* Data shown
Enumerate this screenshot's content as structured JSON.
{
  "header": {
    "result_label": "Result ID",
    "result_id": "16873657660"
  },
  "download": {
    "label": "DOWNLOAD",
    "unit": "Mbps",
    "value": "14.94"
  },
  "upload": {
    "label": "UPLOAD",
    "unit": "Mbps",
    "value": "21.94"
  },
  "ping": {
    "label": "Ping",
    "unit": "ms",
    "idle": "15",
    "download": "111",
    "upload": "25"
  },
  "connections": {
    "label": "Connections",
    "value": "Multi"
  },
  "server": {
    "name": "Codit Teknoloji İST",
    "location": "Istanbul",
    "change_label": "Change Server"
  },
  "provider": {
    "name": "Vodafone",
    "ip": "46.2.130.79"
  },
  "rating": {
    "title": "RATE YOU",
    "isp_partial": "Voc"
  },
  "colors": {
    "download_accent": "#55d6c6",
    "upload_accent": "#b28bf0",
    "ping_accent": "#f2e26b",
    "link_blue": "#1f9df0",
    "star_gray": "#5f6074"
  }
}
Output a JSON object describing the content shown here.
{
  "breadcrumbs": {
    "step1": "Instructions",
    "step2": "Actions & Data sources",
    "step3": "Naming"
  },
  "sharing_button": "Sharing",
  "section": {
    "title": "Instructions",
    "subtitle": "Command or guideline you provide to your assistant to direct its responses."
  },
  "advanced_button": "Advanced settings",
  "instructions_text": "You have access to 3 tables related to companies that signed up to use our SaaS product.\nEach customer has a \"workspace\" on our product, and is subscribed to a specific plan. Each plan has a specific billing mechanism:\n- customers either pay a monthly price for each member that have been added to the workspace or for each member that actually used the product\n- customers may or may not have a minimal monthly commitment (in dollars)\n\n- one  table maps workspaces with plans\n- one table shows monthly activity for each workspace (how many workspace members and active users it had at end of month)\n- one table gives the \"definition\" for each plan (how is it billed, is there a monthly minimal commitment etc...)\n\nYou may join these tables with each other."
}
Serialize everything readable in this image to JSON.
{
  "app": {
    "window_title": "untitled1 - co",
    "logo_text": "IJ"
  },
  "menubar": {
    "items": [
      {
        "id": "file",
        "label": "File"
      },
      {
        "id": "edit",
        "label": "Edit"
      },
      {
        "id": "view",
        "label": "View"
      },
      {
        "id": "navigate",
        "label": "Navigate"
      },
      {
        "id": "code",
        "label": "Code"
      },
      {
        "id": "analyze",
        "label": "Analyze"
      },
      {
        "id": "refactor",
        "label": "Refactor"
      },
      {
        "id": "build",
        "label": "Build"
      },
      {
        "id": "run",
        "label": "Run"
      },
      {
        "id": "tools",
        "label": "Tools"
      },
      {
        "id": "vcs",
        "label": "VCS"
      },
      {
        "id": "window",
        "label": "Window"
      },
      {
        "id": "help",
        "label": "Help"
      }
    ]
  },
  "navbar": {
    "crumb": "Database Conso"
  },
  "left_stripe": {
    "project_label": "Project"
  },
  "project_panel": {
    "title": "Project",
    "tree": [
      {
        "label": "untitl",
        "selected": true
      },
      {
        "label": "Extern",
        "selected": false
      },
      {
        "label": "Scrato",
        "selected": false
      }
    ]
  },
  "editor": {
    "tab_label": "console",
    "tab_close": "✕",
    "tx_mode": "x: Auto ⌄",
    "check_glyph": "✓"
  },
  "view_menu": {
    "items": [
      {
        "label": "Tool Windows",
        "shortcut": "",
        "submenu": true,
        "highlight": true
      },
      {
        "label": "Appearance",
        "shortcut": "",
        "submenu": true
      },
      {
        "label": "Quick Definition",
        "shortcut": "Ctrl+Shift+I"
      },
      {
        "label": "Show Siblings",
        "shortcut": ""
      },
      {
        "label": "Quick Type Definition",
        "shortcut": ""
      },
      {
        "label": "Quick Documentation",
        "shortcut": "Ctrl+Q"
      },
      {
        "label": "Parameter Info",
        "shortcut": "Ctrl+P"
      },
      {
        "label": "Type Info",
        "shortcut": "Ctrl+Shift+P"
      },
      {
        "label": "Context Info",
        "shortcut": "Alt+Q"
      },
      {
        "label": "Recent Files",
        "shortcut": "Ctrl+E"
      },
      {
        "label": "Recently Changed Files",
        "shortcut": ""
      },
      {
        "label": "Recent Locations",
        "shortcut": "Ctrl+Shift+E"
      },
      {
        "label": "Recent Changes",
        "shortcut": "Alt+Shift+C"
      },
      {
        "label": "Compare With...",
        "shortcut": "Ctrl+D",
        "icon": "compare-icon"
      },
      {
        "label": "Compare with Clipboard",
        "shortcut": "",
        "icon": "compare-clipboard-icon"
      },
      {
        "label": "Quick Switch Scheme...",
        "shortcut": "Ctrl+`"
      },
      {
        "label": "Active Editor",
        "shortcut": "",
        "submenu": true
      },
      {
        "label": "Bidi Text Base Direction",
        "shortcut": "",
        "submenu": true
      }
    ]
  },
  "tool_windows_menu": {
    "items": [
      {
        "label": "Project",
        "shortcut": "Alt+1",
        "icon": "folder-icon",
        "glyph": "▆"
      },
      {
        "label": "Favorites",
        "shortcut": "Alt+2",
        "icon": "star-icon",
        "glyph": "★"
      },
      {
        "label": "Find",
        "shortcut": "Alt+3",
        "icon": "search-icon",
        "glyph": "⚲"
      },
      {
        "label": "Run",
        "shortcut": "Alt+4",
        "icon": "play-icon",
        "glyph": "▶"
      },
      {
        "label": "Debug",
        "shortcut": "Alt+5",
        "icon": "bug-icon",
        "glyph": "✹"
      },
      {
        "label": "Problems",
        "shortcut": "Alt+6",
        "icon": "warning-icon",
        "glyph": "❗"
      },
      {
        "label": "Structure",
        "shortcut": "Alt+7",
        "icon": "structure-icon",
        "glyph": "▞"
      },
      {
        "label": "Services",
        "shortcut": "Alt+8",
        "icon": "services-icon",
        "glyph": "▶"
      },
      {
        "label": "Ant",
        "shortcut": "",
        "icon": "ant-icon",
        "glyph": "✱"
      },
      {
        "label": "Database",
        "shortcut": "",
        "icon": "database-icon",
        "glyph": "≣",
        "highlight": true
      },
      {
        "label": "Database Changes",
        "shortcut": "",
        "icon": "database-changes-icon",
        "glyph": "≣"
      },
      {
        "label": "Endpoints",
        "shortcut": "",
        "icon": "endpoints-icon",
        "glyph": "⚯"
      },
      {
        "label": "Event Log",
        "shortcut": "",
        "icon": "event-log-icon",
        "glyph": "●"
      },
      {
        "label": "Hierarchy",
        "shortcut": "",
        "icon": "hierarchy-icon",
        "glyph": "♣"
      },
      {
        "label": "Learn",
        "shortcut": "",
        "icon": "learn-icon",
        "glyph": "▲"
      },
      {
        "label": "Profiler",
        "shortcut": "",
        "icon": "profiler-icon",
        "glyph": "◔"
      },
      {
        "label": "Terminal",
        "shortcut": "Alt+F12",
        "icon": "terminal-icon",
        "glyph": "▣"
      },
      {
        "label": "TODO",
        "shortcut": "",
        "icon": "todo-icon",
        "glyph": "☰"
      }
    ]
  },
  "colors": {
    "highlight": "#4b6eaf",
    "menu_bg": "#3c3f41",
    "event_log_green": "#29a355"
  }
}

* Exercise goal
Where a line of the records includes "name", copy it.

* Answer to this problem
    "name": "Codit Teknoloji İST",
    "name": "Vodafone",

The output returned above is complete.